[Opening The records section]
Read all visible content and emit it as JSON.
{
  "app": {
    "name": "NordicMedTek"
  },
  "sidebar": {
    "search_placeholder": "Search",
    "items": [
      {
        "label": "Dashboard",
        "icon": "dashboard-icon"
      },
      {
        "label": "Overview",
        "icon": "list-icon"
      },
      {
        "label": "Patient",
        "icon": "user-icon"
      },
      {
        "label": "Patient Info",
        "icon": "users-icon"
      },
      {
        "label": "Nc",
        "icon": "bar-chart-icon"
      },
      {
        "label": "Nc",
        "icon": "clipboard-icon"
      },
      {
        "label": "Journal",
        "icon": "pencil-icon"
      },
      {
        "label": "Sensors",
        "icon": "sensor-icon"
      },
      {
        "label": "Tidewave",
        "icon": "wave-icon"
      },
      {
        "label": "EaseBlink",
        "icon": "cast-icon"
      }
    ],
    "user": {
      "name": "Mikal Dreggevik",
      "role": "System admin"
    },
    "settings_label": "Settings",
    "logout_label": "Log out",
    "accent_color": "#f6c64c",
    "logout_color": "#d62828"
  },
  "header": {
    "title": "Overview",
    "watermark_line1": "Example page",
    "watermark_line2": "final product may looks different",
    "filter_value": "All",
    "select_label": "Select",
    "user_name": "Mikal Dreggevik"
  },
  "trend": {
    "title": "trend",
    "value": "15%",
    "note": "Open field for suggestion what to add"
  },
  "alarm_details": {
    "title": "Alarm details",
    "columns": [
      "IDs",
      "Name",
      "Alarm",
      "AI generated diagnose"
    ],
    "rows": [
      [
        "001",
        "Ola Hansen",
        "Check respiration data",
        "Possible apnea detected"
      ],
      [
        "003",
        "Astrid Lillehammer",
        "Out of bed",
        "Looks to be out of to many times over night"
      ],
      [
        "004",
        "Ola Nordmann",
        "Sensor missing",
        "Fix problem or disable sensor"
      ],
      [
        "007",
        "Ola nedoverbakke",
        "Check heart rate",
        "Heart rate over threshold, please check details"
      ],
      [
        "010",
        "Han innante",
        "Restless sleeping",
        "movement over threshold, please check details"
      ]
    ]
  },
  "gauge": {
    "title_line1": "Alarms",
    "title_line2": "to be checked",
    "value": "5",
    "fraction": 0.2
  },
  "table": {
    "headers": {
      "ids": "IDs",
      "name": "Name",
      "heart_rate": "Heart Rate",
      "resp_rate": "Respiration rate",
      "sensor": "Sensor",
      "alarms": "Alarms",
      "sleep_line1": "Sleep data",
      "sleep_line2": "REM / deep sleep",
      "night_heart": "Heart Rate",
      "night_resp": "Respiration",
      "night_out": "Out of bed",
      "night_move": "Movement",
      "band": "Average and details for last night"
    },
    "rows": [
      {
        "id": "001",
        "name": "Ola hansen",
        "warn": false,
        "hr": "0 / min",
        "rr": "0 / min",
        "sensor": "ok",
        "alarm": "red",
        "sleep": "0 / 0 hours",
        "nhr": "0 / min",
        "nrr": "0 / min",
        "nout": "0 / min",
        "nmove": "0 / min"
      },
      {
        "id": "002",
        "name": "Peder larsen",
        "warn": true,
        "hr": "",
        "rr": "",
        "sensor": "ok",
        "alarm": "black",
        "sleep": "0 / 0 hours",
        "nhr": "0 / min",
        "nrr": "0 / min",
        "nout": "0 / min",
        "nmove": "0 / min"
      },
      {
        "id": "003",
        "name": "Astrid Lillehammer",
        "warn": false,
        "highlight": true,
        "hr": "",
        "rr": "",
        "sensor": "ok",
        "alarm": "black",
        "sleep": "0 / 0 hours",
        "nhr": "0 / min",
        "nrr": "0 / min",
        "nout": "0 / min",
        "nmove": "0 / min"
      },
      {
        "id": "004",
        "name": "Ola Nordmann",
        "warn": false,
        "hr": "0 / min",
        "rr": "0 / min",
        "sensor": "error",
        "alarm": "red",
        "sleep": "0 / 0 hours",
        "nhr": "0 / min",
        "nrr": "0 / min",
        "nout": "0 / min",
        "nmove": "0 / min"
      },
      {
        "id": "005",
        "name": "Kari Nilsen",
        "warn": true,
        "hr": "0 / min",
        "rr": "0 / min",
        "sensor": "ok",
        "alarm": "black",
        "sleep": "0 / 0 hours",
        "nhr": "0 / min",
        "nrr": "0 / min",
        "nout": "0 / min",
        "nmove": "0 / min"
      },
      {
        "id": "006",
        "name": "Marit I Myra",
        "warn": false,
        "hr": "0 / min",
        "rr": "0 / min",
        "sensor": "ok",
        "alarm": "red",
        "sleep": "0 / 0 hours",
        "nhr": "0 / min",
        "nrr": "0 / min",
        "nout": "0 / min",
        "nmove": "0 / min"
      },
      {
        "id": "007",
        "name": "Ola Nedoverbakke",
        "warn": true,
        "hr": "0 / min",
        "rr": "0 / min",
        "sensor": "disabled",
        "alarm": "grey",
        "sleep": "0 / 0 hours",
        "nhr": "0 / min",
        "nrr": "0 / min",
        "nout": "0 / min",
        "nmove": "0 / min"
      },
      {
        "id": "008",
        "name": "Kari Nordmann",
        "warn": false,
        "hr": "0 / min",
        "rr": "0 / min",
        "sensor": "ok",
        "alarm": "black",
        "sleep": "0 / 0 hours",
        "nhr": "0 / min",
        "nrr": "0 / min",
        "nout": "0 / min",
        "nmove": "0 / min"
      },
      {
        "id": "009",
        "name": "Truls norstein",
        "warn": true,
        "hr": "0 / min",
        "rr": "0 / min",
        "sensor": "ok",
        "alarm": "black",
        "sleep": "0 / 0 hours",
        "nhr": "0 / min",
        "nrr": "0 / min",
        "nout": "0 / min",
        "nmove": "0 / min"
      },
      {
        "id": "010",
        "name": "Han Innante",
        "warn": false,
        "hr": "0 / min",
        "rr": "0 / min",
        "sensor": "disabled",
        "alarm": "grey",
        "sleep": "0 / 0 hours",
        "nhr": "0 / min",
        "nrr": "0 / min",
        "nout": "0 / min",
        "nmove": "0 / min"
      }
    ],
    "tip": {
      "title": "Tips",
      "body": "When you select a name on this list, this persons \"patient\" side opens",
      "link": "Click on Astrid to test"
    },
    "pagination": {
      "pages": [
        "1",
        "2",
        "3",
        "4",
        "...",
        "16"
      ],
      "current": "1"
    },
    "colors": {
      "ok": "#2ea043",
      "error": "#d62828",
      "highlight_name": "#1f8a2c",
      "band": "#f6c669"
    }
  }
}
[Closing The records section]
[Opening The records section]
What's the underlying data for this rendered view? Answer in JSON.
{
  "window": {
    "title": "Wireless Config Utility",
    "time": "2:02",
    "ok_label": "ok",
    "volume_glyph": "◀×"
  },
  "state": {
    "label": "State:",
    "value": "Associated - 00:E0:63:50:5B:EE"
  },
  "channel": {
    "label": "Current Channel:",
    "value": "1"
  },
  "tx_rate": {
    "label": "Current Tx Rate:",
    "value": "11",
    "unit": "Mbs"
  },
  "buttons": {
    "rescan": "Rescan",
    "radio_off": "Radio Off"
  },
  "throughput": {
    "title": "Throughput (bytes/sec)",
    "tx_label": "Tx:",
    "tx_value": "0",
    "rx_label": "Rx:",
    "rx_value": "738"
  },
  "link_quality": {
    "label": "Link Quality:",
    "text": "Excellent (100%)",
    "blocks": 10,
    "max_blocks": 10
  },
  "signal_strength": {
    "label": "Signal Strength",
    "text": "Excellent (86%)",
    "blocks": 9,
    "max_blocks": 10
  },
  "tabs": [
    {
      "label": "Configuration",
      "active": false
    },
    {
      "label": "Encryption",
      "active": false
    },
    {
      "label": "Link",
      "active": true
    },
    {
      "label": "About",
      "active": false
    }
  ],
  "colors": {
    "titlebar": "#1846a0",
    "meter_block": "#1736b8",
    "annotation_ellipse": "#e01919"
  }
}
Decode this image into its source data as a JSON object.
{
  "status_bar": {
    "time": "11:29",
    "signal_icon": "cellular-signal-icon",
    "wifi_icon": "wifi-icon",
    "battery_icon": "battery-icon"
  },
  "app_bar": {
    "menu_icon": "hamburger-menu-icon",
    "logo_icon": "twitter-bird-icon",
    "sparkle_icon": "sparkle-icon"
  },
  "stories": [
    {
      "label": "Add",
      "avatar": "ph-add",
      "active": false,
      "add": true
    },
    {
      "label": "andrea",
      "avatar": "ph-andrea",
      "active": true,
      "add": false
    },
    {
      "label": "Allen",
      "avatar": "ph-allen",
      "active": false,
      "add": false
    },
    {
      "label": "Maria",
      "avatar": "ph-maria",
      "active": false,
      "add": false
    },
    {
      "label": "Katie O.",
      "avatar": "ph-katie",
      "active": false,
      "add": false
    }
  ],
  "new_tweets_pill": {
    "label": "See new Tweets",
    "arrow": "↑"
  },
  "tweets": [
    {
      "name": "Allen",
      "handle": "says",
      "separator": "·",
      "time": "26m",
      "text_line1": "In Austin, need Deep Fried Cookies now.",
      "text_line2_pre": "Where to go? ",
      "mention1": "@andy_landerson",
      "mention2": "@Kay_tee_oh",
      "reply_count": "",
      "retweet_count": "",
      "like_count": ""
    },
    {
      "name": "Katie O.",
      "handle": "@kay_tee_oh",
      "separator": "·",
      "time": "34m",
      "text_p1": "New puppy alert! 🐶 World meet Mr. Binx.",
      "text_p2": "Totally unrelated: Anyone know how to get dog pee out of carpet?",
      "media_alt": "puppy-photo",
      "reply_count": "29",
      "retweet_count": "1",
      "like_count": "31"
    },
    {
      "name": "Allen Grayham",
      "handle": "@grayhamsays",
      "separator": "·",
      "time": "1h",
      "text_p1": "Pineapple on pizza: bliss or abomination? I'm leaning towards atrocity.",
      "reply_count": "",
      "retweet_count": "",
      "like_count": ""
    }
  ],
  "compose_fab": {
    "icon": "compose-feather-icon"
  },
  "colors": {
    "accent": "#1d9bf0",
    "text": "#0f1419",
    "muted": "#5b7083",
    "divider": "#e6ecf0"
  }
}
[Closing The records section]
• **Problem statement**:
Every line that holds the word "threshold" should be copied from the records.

• **Output for this task**:
        "Heart rate over threshold, please check details"
        "movement over threshold, please check details"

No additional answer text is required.